Start of RECORDS PROVIDED

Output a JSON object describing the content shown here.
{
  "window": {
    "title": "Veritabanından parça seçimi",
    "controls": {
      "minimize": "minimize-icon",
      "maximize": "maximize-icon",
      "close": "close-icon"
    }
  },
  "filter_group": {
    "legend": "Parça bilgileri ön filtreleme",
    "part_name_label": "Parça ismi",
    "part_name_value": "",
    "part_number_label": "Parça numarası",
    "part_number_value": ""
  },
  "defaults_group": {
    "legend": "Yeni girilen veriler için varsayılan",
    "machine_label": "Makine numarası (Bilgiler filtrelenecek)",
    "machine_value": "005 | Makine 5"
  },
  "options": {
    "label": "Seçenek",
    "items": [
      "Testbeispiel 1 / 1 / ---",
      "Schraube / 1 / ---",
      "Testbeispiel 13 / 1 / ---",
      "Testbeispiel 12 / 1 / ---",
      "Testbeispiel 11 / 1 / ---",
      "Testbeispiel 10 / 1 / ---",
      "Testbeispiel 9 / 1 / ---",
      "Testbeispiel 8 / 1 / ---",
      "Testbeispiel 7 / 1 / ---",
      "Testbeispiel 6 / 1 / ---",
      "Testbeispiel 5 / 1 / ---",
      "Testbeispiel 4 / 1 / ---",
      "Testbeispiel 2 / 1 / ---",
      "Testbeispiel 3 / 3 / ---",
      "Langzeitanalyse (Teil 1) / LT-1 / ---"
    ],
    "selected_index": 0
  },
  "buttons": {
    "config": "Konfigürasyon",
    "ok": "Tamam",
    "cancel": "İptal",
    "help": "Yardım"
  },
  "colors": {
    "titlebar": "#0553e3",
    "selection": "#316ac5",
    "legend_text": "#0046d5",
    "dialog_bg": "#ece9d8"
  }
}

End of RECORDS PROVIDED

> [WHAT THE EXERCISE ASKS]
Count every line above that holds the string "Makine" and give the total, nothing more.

> [EXERCISE OUTPUT]
2